Perhaps the most controversial aspect of the fence is that it does not correspond strictly to the Green Line—Israel's pre-1967 border—though Israel maintains that the wall does not denote a political settlement. While billed as a "temporary inconvenience" and "defensive measure," the wall has become a controversial form of eminent domain. "By taking 4 percent of the West Bank, we protect 75 percent of Israeli settlers," Meir said.
Israel views the wall as a success. Since the construction of the fence, the number of suicide bombings in Israel has come down dramatically. Meir pointed to the overall 90 percent drop in terrorist attacks since the construction of the fence and a parallel drop in casualties as proof of success. No suicide bombings have originated from Qalqilyah since the town was surrounded by the fence. (Before the barrier, several suicide attacks originated there, including a particularly deadly attack on a Tel Aviv disco in 2001.) In 2007, not a single suicide bombing originated in the West Bank. "We're not stopping Palestinians from coming in; we're trying to stop terrorists from coming in," Meir said.
Success, however, becomes justification, and the law of unintended consequences is at work for both sides. Members of the militant Islamic group Hamas swept municipal elections in 2005. Qalqilyah elected as its mayor a member of Hamas, who at the time was sitting in an Israeli prison. The town, which once had extensive commerce with Israel, is now off-limits for Jewish Israelis. The restricted access to Israel has meant lost income and unemployment for Palestinians, and the checkpoints reinforce for them the humiliation of occupation. The wall bottles in Palestinians, restricts their movement, and separates farmers from their land.
Israel's security fence may be a technical success, but building a barrier along 2,000 miles of border is a different matter. Not long after our trip to Israel, the U.S. Department of Homeland Security announced approval of Project 28, a high-tech network of towers and sensors in Arizona that forms the prototype of a "virtual fence" that could eventually span the U.S-Mexican border.
With U.S. politicians clamoring to seal the border with Mexico, it's tempting for them to look at Israel's high-tech fence as a model for border security. Not surprisingly, Israeli firms that specialize in surveillance technology and security barriers are racing to enter the U.S. homeland-security market. A U.S. subsidiary of Israeli defense firm Elbit Systems is a member of the Boeing-led team that won the U.S. border contract in September 2006. Magal Security Systems, the Israeli company that builds the Perimeter Intrusion Detection Systems along Israel's borders, opened an office near Washington in late 2006 to focus on the U.S. homeland-security market.

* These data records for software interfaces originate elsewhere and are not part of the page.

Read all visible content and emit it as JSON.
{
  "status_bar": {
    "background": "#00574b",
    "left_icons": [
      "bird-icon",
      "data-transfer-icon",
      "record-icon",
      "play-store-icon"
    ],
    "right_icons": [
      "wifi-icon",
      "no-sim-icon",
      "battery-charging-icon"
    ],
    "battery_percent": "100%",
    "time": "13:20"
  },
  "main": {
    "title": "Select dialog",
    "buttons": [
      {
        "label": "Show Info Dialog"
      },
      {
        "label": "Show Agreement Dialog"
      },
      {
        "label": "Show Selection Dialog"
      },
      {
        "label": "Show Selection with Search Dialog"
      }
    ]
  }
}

But the history of walls is rife with mixed results: The Great Wall of China ultimately failed to stop foreign invaders; former Secretary of Defense Robert McNamara's electronic barrier in Vietnam could not halt Viet Cong infiltration; and the Berlin Wall lasted only 28 years. The United States' border experiment, as the newest entrant, has been plagued by equipment and software glitches. Thus far, the Department of Homeland Security's "virtual fence" spans just 28 miles.
So, do walls work? We asked this question to Asa Gil-Ad, chief superintendent of Israel's National Police. He reminded us that the year's reprieve against suicide bombs had coincided with a rise in a new sort of terror attack: Qassam rockets launched from Gaza. "They don't need to come here, to send their people-missiles," he told us. "They have these missiles that they fire, so they can terrorize an entire region."